            “As I walked out the door toward the gate that would lead to my freedom, I knew if I didn’t leave my bitterness and hatred behind, I’d still be in prison.” ~ Nelson Mandela

            An incredible statement from an incredible man and an important principle that our nation would do well to adopt if it ever hopes to experience healing and unity.

            Some of you may be aware that when Mandela was released from prison after spending 27 years as a political prisoner and won the election in South Africa in 1994, there were many pressuring him to take revenge  for the travesty of Apartheid. Instead, he chose the path of forgiveness and reconciliation. How vastly different the outcome could have been! 

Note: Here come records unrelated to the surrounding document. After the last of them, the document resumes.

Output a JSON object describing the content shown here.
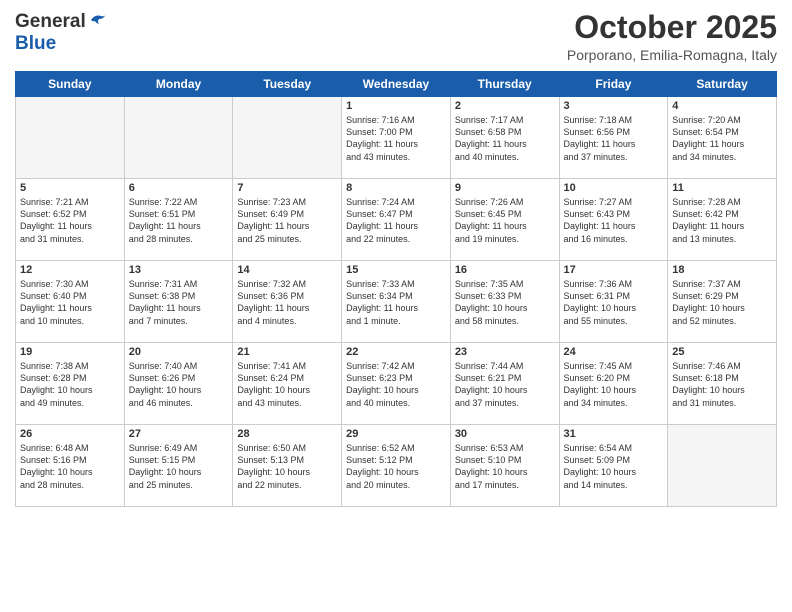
{
  "header": {
    "logo_general": "General",
    "logo_blue": "Blue",
    "month_title": "October 2025",
    "location": "Porporano, Emilia-Romagna, Italy"
  },
  "days_of_week": [
    "Sunday",
    "Monday",
    "Tuesday",
    "Wednesday",
    "Thursday",
    "Friday",
    "Saturday"
  ],
  "weeks": [
    [
      {
        "day": "",
        "info": ""
      },
      {
        "day": "",
        "info": ""
      },
      {
        "day": "",
        "info": ""
      },
      {
        "day": "1",
        "info": "Sunrise: 7:16 AM\nSunset: 7:00 PM\nDaylight: 11 hours\nand 43 minutes."
      },
      {
        "day": "2",
        "info": "Sunrise: 7:17 AM\nSunset: 6:58 PM\nDaylight: 11 hours\nand 40 minutes."
      },
      {
        "day": "3",
        "info": "Sunrise: 7:18 AM\nSunset: 6:56 PM\nDaylight: 11 hours\nand 37 minutes."
      },
      {
        "day": "4",
        "info": "Sunrise: 7:20 AM\nSunset: 6:54 PM\nDaylight: 11 hours\nand 34 minutes."
      }
    ],
    [
      {
        "day": "5",
        "info": "Sunrise: 7:21 AM\nSunset: 6:52 PM\nDaylight: 11 hours\nand 31 minutes."
      },
      {
        "day": "6",
        "info": "Sunrise: 7:22 AM\nSunset: 6:51 PM\nDaylight: 11 hours\nand 28 minutes."
      },
      {
        "day": "7",
        "info": "Sunrise: 7:23 AM\nSunset: 6:49 PM\nDaylight: 11 hours\nand 25 minutes."
      },
      {
        "day": "8",
        "info": "Sunrise: 7:24 AM\nSunset: 6:47 PM\nDaylight: 11 hours\nand 22 minutes."
      },
      {
        "day": "9",
        "info": "Sunrise: 7:26 AM\nSunset: 6:45 PM\nDaylight: 11 hours\nand 19 minutes."
      },
      {
        "day": "10",
        "info": "Sunrise: 7:27 AM\nSunset: 6:43 PM\nDaylight: 11 hours\nand 16 minutes."
      },
      {
        "day": "11",
        "info": "Sunrise: 7:28 AM\nSunset: 6:42 PM\nDaylight: 11 hours\nand 13 minutes."
      }
    ],
    [
      {
        "day": "12",
        "info": "Sunrise: 7:30 AM\nSunset: 6:40 PM\nDaylight: 11 hours\nand 10 minutes."
      },
      {
        "day": "13",
        "info": "Sunrise: 7:31 AM\nSunset: 6:38 PM\nDaylight: 11 hours\nand 7 minutes."
      },
      {
        "day": "14",
        "info": "Sunrise: 7:32 AM\nSunset: 6:36 PM\nDaylight: 11 hours\nand 4 minutes."
      },
      {
        "day": "15",
        "info": "Sunrise: 7:33 AM\nSunset: 6:34 PM\nDaylight: 11 hours\nand 1 minute."
      },
      {
        "day": "16",
        "info": "Sunrise: 7:35 AM\nSunset: 6:33 PM\nDaylight: 10 hours\nand 58 minutes."
      },
      {
        "day": "17",
        "info": "Sunrise: 7:36 AM\nSunset: 6:31 PM\nDaylight: 10 hours\nand 55 minutes."
      },
      {
        "day": "18",
        "info": "Sunrise: 7:37 AM\nSunset: 6:29 PM\nDaylight: 10 hours\nand 52 minutes."
      }
    ],
    [
      {
        "day": "19",
        "info": "Sunrise: 7:38 AM\nSunset: 6:28 PM\nDaylight: 10 hours\nand 49 minutes."
      },
      {
        "day": "20",
        "info": "Sunrise: 7:40 AM\nSunset: 6:26 PM\nDaylight: 10 hours\nand 46 minutes."
      },
      {
        "day": "21",
        "info": "Sunrise: 7:41 AM\nSunset: 6:24 PM\nDaylight: 10 hours\nand 43 minutes."
      },
      {
        "day": "22",
        "info": "Sunrise: 7:42 AM\nSunset: 6:23 PM\nDaylight: 10 hours\nand 40 minutes."
      },
      {
        "day": "23",
        "info": "Sunrise: 7:44 AM\nSunset: 6:21 PM\nDaylight: 10 hours\nand 37 minutes."
      },
      {
        "day": "24",
        "info": "Sunrise: 7:45 AM\nSunset: 6:20 PM\nDaylight: 10 hours\nand 34 minutes."
      },
      {
        "day": "25",
        "info": "Sunrise: 7:46 AM\nSunset: 6:18 PM\nDaylight: 10 hours\nand 31 minutes."
      }
    ],
    [
      {
        "day": "26",
        "info": "Sunrise: 6:48 AM\nSunset: 5:16 PM\nDaylight: 10 hours\nand 28 minutes."
      },
      {
        "day": "27",
        "info": "Sunrise: 6:49 AM\nSunset: 5:15 PM\nDaylight: 10 hours\nand 25 minutes."
      },
      {
        "day": "28",
        "info": "Sunrise: 6:50 AM\nSunset: 5:13 PM\nDaylight: 10 hours\nand 22 minutes."
      },
      {
        "day": "29",
        "info": "Sunrise: 6:52 AM\nSunset: 5:12 PM\nDaylight: 10 hours\nand 20 minutes."
      },
      {
        "day": "30",
        "info": "Sunrise: 6:53 AM\nSunset: 5:10 PM\nDaylight: 10 hours\nand 17 minutes."
      },
      {
        "day": "31",
        "info": "Sunrise: 6:54 AM\nSunset: 5:09 PM\nDaylight: 10 hours\nand 14 minutes."
      },
      {
        "day": "",
        "info": ""
      }
    ]
  ]
}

            He followed in the footsteps of other great individuals who faced similar situations, most notably Gandhi and Lincoln. Perhaps you are aware that when the American Civil War ended, many Northerners called for the punishment of the South and wanted to send troops into the southern states to establish a military presence to keep the former rebels in line. Instead, Lincoln pursued forgiveness and reconciliation announcing, “With malice toward none, with charity for all, with firmness in the right as God gives us to see the right, let us strive on to finish the work we are in to bind up the nation’s wounds…to do all which may achieve and cherish a just and lasting peace among ourselves and with all nations.” What might our country look like today had he not chosen the path he did?

            Fascinatingly, the Treaty of Versailles after WWI stands in stark contrast to Lincoln’s approach. It was intended to be a peace agreement between the Allies and the Germans. Largely, it was a vehicle for revenge. The treaty created political discontent and economic chaos in Germany and opened the door for a monstrous dictator and World War II. What would have happened had forgiveness and reconciliation been pursued? How different was the outcome of WW2 since forgiveness and reconciliation were the policy toward both Germany and Japan! 

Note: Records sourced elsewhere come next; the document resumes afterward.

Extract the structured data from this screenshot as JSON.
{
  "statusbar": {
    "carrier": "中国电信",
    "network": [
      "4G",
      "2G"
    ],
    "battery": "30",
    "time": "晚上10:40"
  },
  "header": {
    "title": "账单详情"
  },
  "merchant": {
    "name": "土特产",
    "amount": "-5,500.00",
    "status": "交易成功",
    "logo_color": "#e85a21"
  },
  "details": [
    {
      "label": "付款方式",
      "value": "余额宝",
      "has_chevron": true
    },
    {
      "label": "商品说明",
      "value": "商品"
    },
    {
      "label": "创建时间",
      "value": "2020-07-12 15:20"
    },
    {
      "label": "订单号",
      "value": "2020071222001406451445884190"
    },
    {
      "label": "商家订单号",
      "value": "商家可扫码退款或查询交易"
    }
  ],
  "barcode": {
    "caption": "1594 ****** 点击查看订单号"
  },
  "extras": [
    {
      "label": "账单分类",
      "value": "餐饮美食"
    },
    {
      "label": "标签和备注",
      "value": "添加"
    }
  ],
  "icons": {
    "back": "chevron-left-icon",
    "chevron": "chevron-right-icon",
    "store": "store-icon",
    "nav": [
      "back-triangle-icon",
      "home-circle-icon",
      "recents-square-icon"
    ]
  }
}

            It is my observation that our country is at a critical point in its history and it must choose between revenge or forgiveness and reconciliation. In each of the cases mentioned above, the faults and failures of former generations were not excused. Focusing on the past, however, would not be part of the solution moving forward.

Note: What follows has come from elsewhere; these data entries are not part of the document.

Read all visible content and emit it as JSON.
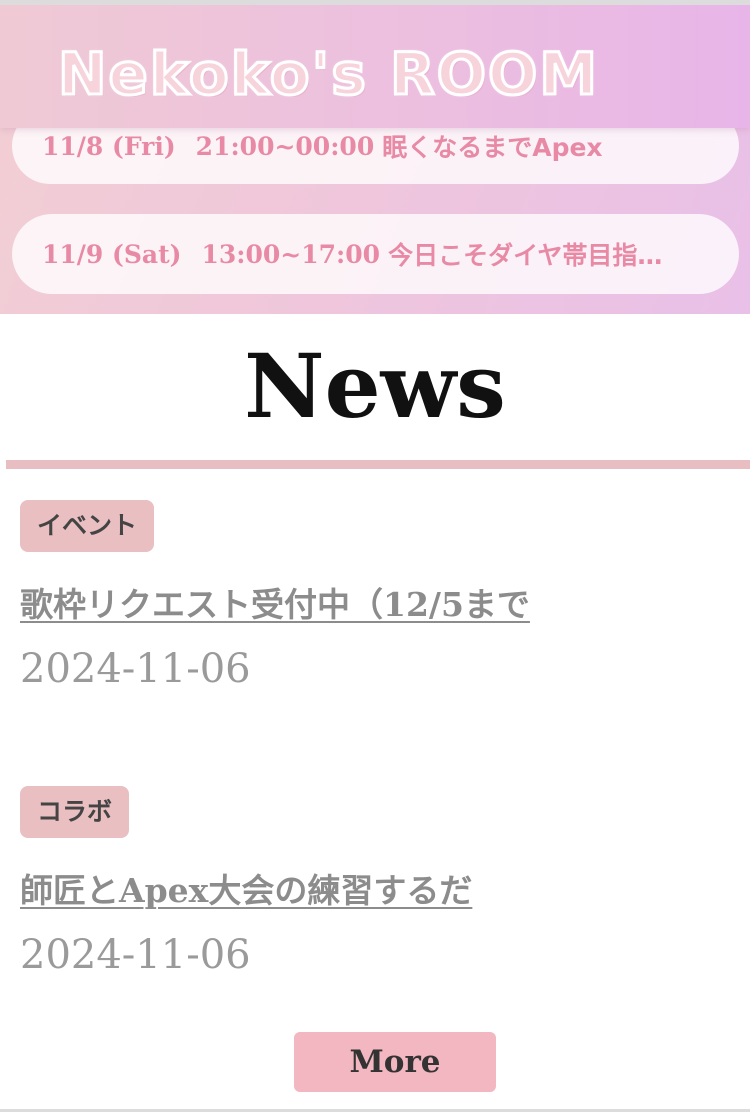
{
  "header": {
    "logo_text": "Nekoko's ROOM"
  },
  "schedule": [
    {
      "date": "11/8 (Fri)",
      "time": "21:00~00:00",
      "title": "眠くなるまでApex"
    },
    {
      "date": "11/9 (Sat)",
      "time": "13:00~17:00",
      "title": "今日こそダイヤ帯目指…"
    }
  ],
  "news": {
    "heading": "News",
    "items": [
      {
        "category": "イベント",
        "title": "歌枠リクエスト受付中（12/5まで",
        "date": "2024-11-06"
      },
      {
        "category": "コラボ",
        "title": "師匠とApex大会の練習するだ",
        "date": "2024-11-06"
      }
    ],
    "more_label": "More"
  },
  "colors": {
    "accent_pink": "#f2b7c0",
    "badge_pink": "#e9bfc1",
    "schedule_text": "#e88aa5",
    "header_gradient_start": "#efcad4",
    "header_gradient_end": "#e8b5e8"
  }
}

            I am so glad that God does not dwell upon my past, nor seek to make me pay, or suffer for my sins. He is all about forgiveness and reconciliation. This is the message of Jesus Christ and the Cross. It is not a stretch to say that He was the source of inspiration for the likes of Mandela, Lincoln, and Gandhi.  

            In Christ, God has forgiven us of our pasts. He will never bring it up again. As a matter of fact, The Bible says He has forgotten about it. His focus is on our relationship now and into the future. He invites us to follow His example with all our human relationships. To do otherwise means to live with perpetual disdain and conflict. We will only succeed in tearing each other apart and our nation and world as well. Everyone, everywhere, would do well to revisit Jesus’ following parable:

            “Therefore, the kingdom of heaven is like a king who wanted to settle accounts with his servants. As he began the settlement, a man who owed him ten thousand bags of gold[h] was brought to him. Since he was not able to pay, the master ordered that he and his wife and his children and all that he had be sold to repay the debt.


            “At this the servant fell on his knees before him. ‘Be patient with me,’ he begged, ‘and I will pay back everything.’ The servant’s master took pity on him, canceled the debt and let him go.


            “But when that servant went out, he found one of his fellow servants who owed him a hundred silver coins. He grabbed him and began to choke him. ‘Pay back what you owe me!’ he demanded.


            “His fellow servant fell to his knees and begged him, ‘Be patient with me, and I will pay it back.’


            “But he refused. Instead, he went off and had the man thrown into prison until he could pay the debt. When the other servants saw what had happened, they were outraged and went and told their master everything that had happened.


            “Then the master called the servant in. ‘You wicked servant,’ he said, ‘I canceled all that debt of yours because you begged me to. Shouldn’t you have had mercy on your fellow servant just as I had on you?’ In anger his master handed him over to the jailers to be tortured, until he should pay back all he owed.


            “This is how my heavenly Father will treat each of you unless you forgive your brother or sister from your heart.”


In Him, Pastor Paul